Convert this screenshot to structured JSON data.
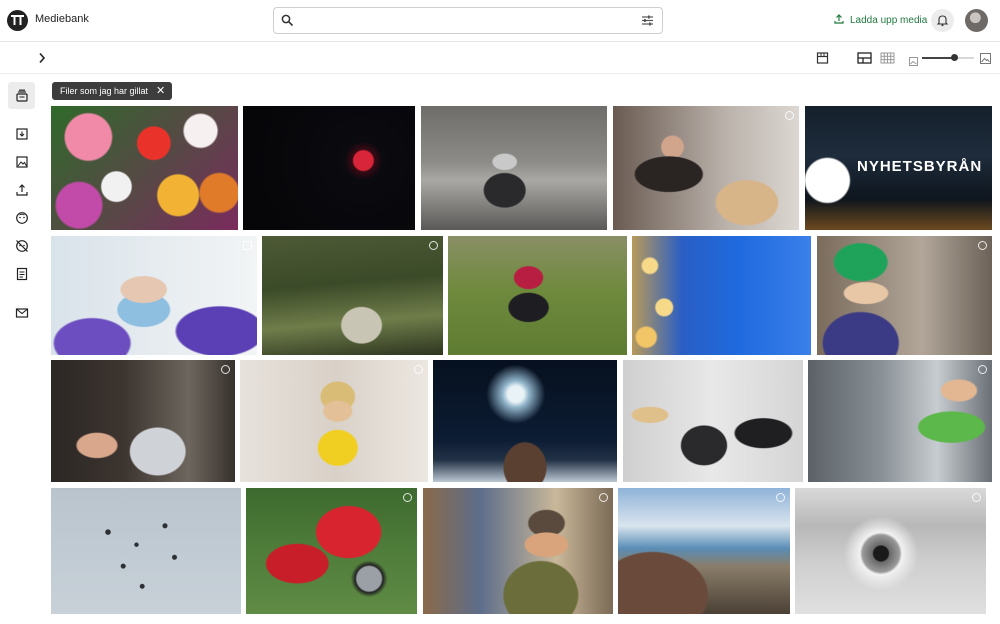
{
  "app": {
    "brand": "Mediebank"
  },
  "search": {
    "placeholder": "",
    "value": ""
  },
  "header": {
    "upload_label": "Ladda upp media"
  },
  "filter_chip": {
    "label": "Filer som jag har gillat"
  },
  "zoom": {
    "level": 0.62
  },
  "colors": {
    "accent_green": "#1f7a3f",
    "chip_bg": "#3d3d3d"
  },
  "sidebar": {
    "items": [
      {
        "name": "sidebar-item-liked",
        "icon": "stack-icon"
      },
      {
        "name": "sidebar-item-archive",
        "icon": "archive-icon"
      },
      {
        "name": "sidebar-item-images",
        "icon": "image-icon"
      },
      {
        "name": "sidebar-item-upload",
        "icon": "upload-icon"
      },
      {
        "name": "sidebar-item-faces",
        "icon": "face-icon"
      },
      {
        "name": "sidebar-item-hidden-faces",
        "icon": "face-off-icon"
      },
      {
        "name": "sidebar-item-documents",
        "icon": "document-icon"
      },
      {
        "name": "sidebar-item-messages",
        "icon": "mail-icon"
      }
    ]
  },
  "photos": [
    {
      "name": "photo-flowers",
      "subject": "dahlias"
    },
    {
      "name": "photo-red-moon",
      "subject": "moon"
    },
    {
      "name": "photo-cyclist-rain",
      "subject": "cyclist"
    },
    {
      "name": "photo-woman-parcel",
      "subject": "parcel"
    },
    {
      "name": "photo-nyhetsbyran-sign",
      "subject": "sign"
    },
    {
      "name": "photo-lab-vial",
      "subject": "lab"
    },
    {
      "name": "photo-landscape-path",
      "subject": "path"
    },
    {
      "name": "photo-runner-legs",
      "subject": "runner"
    },
    {
      "name": "photo-birds-lights",
      "subject": "birds"
    },
    {
      "name": "photo-hardhat-worker",
      "subject": "worker"
    },
    {
      "name": "photo-laptop-typing",
      "subject": "laptop"
    },
    {
      "name": "photo-woman-headphones",
      "subject": "headphones"
    },
    {
      "name": "photo-fireworks-village",
      "subject": "fireworks"
    },
    {
      "name": "photo-press-interview",
      "subject": "interview"
    },
    {
      "name": "photo-bus-driver",
      "subject": "driver"
    },
    {
      "name": "photo-planes-formation",
      "subject": "planes"
    },
    {
      "name": "photo-red-vintage-car",
      "subject": "car"
    },
    {
      "name": "photo-smiling-man",
      "subject": "portrait"
    },
    {
      "name": "photo-mountain-lake",
      "subject": "mountain"
    },
    {
      "name": "photo-eye-closeup",
      "subject": "eye"
    }
  ]
}
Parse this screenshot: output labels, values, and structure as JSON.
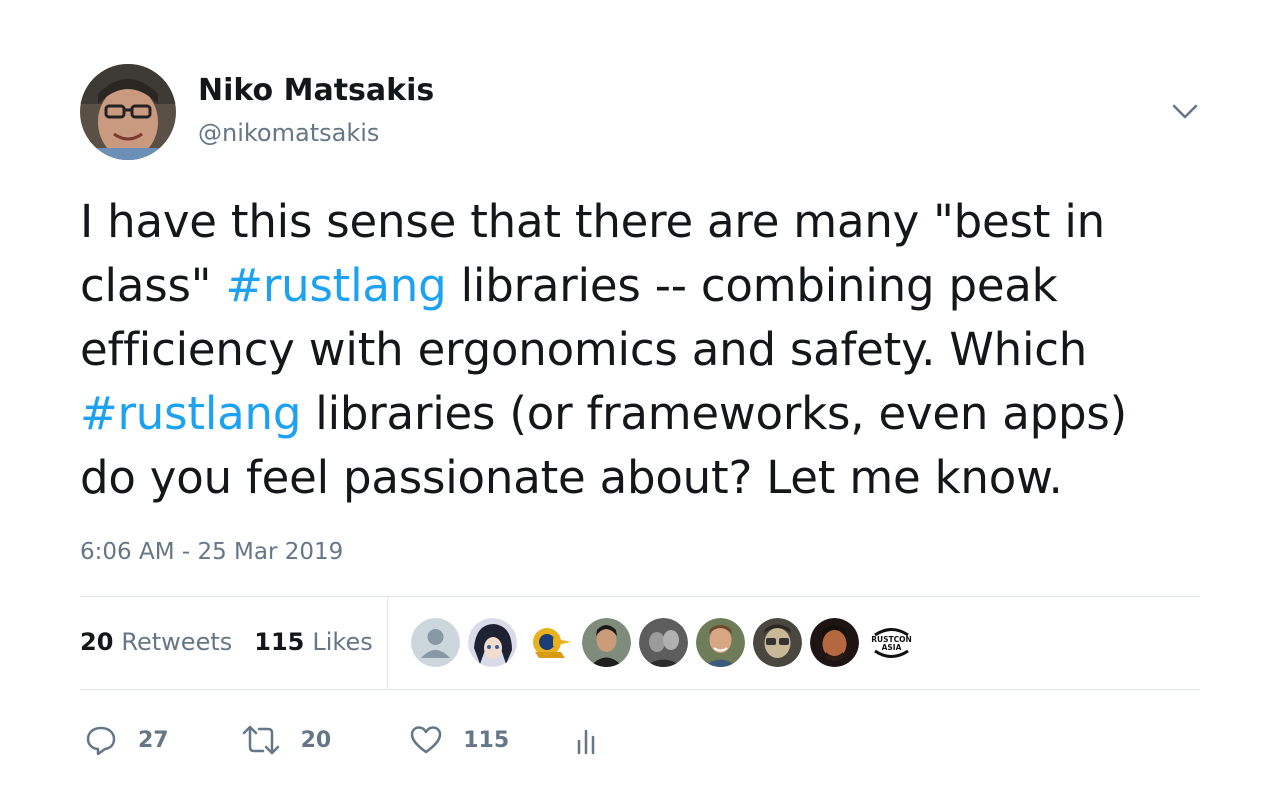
{
  "user": {
    "display_name": "Niko Matsakis",
    "handle": "@nikomatsakis"
  },
  "tweet": {
    "segments": [
      {
        "text": "I have this sense that there are many \"best in\nclass\" ",
        "type": "text"
      },
      {
        "text": "#rustlang",
        "type": "hashtag"
      },
      {
        "text": " libraries -- combining peak\nefficiency with ergonomics and safety. Which\n",
        "type": "text"
      },
      {
        "text": "#rustlang",
        "type": "hashtag"
      },
      {
        "text": " libraries (or frameworks, even apps)\ndo you feel passionate about? Let me know.",
        "type": "text"
      }
    ],
    "timestamp": "6:06 AM - 25 Mar 2019"
  },
  "stats": {
    "retweets_count": "20",
    "retweets_label": "Retweets",
    "likes_count": "115",
    "likes_label": "Likes"
  },
  "likers": [
    {
      "name": "default-avatar"
    },
    {
      "name": "anime-avatar"
    },
    {
      "name": "badge-avatar"
    },
    {
      "name": "person-avatar"
    },
    {
      "name": "person-avatar"
    },
    {
      "name": "person-avatar"
    },
    {
      "name": "person-avatar"
    },
    {
      "name": "person-avatar"
    },
    {
      "name": "rustcon-asia-logo",
      "text_line1": "RUSTCON",
      "text_line2": "ASIA"
    }
  ],
  "actions": {
    "reply_count": "27",
    "retweet_count": "20",
    "like_count": "115"
  },
  "colors": {
    "accent": "#1da1f2",
    "secondary_text": "#657786",
    "divider": "#e1e8ed"
  },
  "icons": [
    "caret-down-icon",
    "reply-icon",
    "retweet-icon",
    "heart-icon",
    "analytics-icon"
  ]
}
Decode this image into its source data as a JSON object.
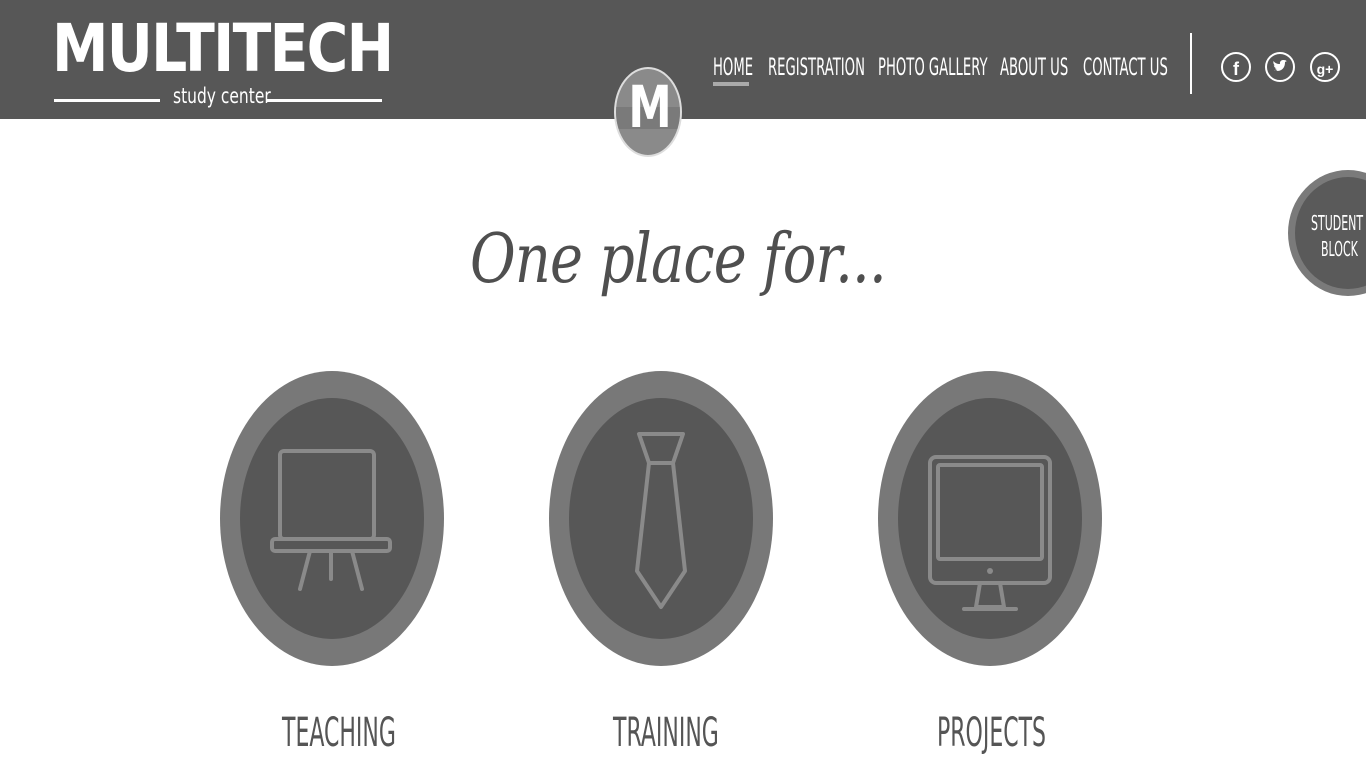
{
  "logo": {
    "title": "MULTITECH",
    "subtitle": "study center"
  },
  "nav": {
    "items": [
      "HOME",
      "REGISTRATION",
      "PHOTO GALLERY",
      "ABOUT US",
      "CONTACT US"
    ],
    "active": "HOME"
  },
  "social": [
    "facebook-icon",
    "twitter-icon",
    "google-plus-icon"
  ],
  "badge": {
    "letter": "M"
  },
  "student_block": {
    "line1": "STUDENT",
    "line2": "BLOCK"
  },
  "tagline": "One place for...",
  "features": [
    {
      "label": "TEACHING",
      "icon": "easel-board-icon"
    },
    {
      "label": "TRAINING",
      "icon": "necktie-icon"
    },
    {
      "label": "PROJECTS",
      "icon": "monitor-icon"
    }
  ],
  "colors": {
    "header": "#575757",
    "ring": "#787878",
    "inner": "#575757",
    "icon_stroke": "#8a8a8a"
  }
}
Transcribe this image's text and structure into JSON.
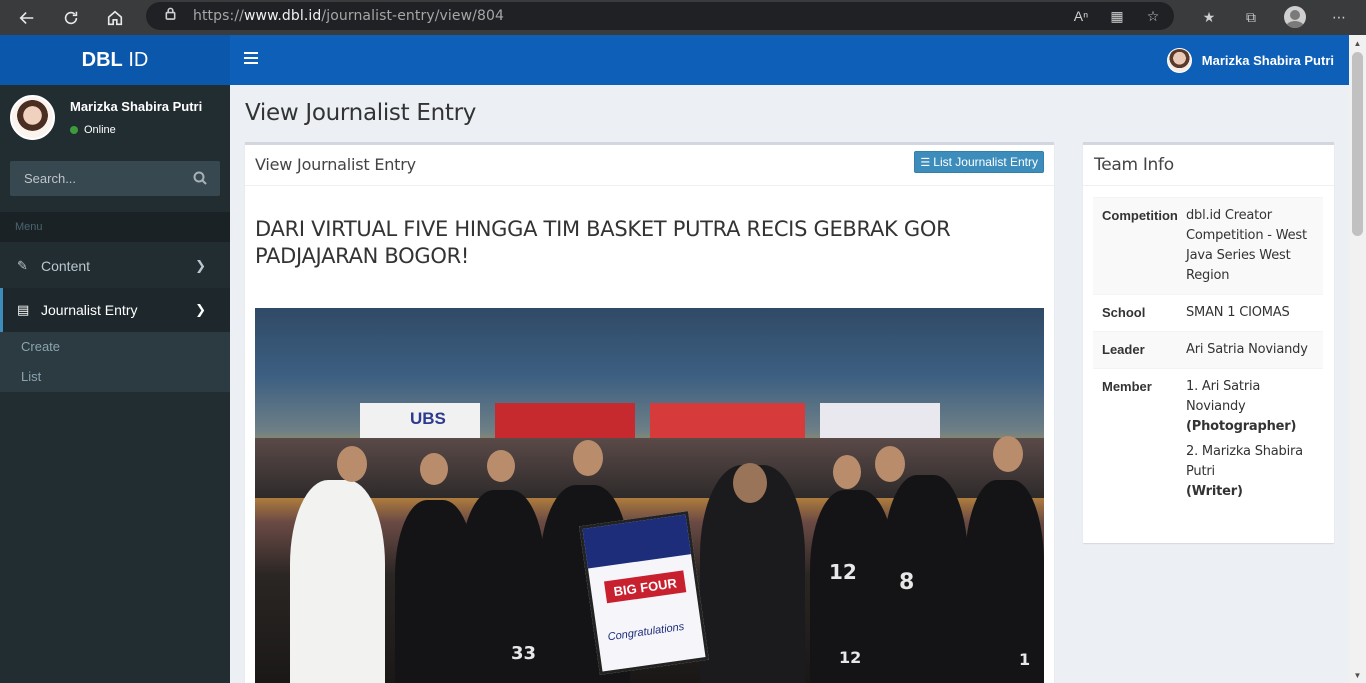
{
  "browser": {
    "url_prefix": "https://",
    "url_domain": "www.dbl.id",
    "url_path": "/journalist-entry/view/804"
  },
  "navbar": {
    "logo_bold": "DBL",
    "logo_rest": " ID",
    "user_name": "Marizka Shabira Putri",
    "color": "#0d5fb8"
  },
  "sidebar": {
    "user_name": "Marizka Shabira Putri",
    "status": "Online",
    "search_placeholder": "Search...",
    "menu_header": "Menu",
    "items": [
      {
        "label": "Content",
        "icon": "pencil-icon"
      },
      {
        "label": "Journalist Entry",
        "icon": "newspaper-icon"
      }
    ],
    "submenu": [
      {
        "label": "Create"
      },
      {
        "label": "List"
      }
    ]
  },
  "page": {
    "title": "View Journalist Entry"
  },
  "main_box": {
    "title": "View Journalist Entry",
    "list_button": "List Journalist Entry",
    "article_title": "DARI VIRTUAL FIVE HINGGA TIM BASKET PUTRA RECIS GEBRAK GOR PADJAJARAN BOGOR!",
    "photo": {
      "board_title": "BIG FOUR",
      "board_footer": "Congratulations",
      "banner_left": "UBS",
      "jersey_numbers": [
        "33",
        "12",
        "8",
        "12",
        "1"
      ]
    }
  },
  "team_info": {
    "title": "Team Info",
    "rows": [
      {
        "key": "Competition",
        "value": "dbl.id Creator Competition - West Java Series West Region"
      },
      {
        "key": "School",
        "value": "SMAN 1 CIOMAS"
      },
      {
        "key": "Leader",
        "value": "Ari Satria Noviandy"
      }
    ],
    "member_key": "Member",
    "members": [
      {
        "name": "1. Ari Satria Noviandy",
        "role": "(Photographer)"
      },
      {
        "name": "2. Marizka Shabira Putri",
        "role": "(Writer)"
      }
    ]
  }
}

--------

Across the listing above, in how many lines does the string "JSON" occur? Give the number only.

### Output of the task:
4